The development and demise of substantial populations of bacteriochlorophyll (BChl) a and d containing phototrophs are documented within the bottom waters of a billabong (oxbow lake) in south-eastern Australia. The observation of such populations within a freshwater body is unusual, illustrating an unexpected source of organic carbon within the floodplain ecosystem of one of Australia's principal rivers. Values of up to 1086 µg L−1 BChl a and 490 µg L−1 BChl d were recorded during an 11 month study of physico-chemical parameters, algae and bacteria. An unusual density stratification was observed within the billabong, fostered by an increase in bivalent ions at depth, and leading to persistent anoxia below 0.75 m depth over summer. A marked vertical distribution was observed for both algae and bacteria, that for the bacteria being lost with a mixing event in late March. The presence of up to 74 µg L−1 BChl a at the surface of the billabong during the summer months is ascribed to entrainment of bacteria within bubble plumes rising from the sediments.

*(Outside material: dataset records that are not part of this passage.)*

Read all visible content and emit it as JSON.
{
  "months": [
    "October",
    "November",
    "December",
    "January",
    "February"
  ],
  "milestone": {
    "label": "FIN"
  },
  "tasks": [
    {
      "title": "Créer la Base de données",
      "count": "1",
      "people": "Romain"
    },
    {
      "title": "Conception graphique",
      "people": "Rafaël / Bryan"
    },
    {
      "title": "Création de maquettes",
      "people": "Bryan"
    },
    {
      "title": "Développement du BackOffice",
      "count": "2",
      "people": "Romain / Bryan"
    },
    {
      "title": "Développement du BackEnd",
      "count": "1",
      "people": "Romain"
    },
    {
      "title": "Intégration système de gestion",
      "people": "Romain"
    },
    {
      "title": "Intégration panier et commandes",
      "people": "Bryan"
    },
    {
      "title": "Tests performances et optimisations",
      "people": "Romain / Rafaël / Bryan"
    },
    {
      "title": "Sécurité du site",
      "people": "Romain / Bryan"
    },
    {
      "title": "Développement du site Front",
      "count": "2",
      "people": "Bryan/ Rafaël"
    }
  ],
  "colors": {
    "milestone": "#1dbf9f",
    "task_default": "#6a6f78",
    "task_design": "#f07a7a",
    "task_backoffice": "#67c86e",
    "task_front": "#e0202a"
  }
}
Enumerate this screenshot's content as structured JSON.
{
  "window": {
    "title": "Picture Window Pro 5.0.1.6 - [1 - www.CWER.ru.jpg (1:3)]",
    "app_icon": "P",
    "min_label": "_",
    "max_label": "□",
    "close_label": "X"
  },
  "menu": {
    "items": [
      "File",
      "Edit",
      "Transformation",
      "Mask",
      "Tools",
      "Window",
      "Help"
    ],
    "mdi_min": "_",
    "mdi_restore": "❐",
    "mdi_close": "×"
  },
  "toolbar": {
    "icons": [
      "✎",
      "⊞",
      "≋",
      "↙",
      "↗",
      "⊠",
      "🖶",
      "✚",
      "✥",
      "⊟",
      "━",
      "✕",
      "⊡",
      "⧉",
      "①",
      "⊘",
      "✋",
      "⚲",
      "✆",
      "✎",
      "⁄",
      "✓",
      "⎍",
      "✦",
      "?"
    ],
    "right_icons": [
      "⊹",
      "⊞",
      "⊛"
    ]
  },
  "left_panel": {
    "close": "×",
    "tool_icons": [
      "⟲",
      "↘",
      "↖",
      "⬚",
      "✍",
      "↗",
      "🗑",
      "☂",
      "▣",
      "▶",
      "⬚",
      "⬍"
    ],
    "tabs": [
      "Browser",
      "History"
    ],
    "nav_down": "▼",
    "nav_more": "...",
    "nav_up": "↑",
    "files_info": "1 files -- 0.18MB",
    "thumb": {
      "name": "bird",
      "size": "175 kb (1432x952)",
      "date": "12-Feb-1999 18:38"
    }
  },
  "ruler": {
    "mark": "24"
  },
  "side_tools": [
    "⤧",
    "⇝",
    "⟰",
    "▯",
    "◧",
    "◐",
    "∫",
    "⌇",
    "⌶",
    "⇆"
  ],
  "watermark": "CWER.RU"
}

10 p. (p. 95-104)
Lakes & reservoirs : research and management, 8(2): 95-104